--- Your instructions ---
Using the data beneath, show every line that includes the word "JSON".

Stored items
◇ ◇ ◇ ◇ ◇ ◇ ◇

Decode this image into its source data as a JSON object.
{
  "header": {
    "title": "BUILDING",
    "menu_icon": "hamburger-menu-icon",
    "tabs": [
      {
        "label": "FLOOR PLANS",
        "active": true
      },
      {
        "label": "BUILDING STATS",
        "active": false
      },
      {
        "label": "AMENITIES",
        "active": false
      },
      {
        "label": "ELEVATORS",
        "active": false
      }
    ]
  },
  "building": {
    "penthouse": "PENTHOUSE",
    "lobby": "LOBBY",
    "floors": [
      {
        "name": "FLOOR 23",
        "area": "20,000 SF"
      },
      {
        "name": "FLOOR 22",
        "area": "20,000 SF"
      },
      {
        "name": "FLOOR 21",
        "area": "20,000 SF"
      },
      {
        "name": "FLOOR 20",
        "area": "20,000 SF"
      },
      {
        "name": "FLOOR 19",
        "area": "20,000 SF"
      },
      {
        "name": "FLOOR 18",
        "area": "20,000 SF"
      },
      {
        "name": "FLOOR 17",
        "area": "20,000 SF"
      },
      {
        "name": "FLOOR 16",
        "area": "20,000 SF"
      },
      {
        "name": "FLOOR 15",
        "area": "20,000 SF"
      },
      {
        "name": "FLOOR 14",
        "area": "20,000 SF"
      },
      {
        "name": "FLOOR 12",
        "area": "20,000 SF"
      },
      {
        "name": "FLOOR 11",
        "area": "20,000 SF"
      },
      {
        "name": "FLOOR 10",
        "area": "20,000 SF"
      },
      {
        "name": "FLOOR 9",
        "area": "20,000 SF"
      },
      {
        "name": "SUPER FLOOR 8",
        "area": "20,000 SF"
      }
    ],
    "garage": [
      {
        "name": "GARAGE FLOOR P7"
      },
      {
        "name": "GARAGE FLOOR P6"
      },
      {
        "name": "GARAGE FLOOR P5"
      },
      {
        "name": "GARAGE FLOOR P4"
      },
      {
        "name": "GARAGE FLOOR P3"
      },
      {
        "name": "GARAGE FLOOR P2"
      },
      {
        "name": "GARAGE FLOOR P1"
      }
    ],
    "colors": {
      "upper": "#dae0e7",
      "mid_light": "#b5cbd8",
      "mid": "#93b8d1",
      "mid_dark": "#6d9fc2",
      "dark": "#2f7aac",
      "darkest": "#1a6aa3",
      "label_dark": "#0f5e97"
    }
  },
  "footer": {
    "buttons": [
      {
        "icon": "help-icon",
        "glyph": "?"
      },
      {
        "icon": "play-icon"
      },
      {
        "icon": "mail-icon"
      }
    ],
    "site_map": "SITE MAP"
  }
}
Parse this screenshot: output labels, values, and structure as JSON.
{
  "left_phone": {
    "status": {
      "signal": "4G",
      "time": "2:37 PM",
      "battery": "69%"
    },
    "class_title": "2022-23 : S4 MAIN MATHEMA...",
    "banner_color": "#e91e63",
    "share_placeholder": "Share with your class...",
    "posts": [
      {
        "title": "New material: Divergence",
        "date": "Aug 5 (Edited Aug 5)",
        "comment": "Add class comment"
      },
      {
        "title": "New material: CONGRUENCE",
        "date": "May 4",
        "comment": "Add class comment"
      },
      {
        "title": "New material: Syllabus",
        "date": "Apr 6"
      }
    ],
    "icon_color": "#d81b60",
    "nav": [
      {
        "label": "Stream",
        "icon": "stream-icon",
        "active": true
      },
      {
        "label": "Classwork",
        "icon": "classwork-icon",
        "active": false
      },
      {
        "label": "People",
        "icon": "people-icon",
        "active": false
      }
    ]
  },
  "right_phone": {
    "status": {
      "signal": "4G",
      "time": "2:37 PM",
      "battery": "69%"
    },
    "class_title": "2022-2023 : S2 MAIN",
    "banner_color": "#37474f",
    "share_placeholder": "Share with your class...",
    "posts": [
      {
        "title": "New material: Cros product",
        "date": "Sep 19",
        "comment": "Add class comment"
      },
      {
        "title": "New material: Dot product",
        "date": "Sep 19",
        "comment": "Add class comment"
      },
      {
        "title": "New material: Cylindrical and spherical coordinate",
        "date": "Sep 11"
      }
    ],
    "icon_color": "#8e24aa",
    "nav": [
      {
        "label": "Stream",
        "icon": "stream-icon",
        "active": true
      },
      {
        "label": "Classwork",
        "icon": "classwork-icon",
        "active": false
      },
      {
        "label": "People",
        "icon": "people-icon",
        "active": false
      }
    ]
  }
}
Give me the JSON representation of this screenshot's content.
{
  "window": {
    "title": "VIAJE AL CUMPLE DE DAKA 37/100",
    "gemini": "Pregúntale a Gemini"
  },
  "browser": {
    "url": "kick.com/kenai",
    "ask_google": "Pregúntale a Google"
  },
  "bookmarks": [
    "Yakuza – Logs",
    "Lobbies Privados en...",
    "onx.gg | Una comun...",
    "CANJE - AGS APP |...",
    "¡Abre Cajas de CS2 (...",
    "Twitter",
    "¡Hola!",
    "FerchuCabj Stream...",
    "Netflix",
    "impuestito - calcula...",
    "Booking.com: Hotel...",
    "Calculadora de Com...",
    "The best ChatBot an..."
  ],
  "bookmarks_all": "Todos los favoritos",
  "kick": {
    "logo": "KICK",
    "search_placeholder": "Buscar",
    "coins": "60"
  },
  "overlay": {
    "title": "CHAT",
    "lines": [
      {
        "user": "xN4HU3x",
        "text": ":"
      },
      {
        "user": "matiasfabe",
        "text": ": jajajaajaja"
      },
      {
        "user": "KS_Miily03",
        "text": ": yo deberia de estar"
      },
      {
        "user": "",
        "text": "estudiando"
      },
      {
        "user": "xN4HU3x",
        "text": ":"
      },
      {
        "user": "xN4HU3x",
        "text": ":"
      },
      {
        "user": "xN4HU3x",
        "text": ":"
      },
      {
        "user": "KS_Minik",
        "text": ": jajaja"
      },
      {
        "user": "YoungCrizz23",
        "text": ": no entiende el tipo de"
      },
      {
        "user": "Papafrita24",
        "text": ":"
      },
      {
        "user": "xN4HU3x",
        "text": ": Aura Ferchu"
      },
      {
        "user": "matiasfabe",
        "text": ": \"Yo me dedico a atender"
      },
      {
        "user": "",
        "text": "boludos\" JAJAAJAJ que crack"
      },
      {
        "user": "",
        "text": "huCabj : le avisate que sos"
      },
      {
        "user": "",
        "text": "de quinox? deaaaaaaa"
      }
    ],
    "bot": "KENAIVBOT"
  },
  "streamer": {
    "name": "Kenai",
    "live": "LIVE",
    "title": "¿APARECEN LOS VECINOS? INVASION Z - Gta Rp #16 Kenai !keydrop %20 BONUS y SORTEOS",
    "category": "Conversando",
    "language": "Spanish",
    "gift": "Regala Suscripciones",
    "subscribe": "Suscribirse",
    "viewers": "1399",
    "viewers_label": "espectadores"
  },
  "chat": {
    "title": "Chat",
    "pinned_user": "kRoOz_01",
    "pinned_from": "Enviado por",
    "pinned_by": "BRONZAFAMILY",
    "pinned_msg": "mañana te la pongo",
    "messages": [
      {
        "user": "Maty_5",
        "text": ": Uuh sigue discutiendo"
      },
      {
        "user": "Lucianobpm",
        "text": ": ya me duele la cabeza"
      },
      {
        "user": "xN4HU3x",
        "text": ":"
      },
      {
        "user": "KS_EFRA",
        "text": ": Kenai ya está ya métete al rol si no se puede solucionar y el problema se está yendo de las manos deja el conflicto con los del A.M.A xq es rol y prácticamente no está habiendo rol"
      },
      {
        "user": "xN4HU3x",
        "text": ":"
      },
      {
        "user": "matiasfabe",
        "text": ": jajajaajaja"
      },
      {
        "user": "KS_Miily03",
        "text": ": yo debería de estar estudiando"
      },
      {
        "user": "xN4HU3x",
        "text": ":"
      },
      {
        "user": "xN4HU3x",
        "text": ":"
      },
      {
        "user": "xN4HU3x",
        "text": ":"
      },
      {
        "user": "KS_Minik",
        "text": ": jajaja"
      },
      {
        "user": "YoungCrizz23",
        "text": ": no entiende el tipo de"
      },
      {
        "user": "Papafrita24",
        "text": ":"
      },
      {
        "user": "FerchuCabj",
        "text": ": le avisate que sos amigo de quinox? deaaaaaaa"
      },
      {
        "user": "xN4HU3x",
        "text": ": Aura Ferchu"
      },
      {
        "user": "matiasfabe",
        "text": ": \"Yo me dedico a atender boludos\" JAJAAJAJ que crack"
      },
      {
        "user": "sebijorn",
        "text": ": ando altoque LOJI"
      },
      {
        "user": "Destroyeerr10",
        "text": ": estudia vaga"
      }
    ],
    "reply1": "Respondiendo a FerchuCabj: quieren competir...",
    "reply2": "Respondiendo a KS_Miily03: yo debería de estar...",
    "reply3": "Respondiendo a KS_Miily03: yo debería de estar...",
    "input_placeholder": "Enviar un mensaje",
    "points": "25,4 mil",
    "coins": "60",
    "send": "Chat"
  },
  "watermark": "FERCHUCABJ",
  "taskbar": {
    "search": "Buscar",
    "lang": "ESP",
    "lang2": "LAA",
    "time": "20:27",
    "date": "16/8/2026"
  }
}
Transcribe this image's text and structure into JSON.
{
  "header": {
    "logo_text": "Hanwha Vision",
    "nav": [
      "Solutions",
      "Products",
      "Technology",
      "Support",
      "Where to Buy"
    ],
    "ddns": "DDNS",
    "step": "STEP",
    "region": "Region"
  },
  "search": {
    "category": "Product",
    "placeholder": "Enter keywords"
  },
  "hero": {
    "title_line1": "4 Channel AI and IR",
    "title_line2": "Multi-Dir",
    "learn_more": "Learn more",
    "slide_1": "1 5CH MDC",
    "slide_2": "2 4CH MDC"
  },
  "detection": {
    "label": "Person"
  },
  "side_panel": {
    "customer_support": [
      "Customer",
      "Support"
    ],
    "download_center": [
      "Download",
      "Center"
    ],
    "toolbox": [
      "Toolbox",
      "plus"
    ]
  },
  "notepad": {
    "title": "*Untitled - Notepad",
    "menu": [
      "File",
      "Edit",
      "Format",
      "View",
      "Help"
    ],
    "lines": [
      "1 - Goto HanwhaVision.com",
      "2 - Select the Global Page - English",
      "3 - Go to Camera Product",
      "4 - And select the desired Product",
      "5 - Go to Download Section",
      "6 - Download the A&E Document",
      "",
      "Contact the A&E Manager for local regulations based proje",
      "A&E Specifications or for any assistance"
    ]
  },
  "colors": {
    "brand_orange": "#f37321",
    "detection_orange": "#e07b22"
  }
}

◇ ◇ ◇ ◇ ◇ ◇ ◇

--- Solution to this task ---
Decode this image into its source data as a JSON object.
Parse this screenshot: output labels, values, and structure as JSON.
Give me the JSON representation of this screenshot's content.
Transcribe this image's text and structure into JSON.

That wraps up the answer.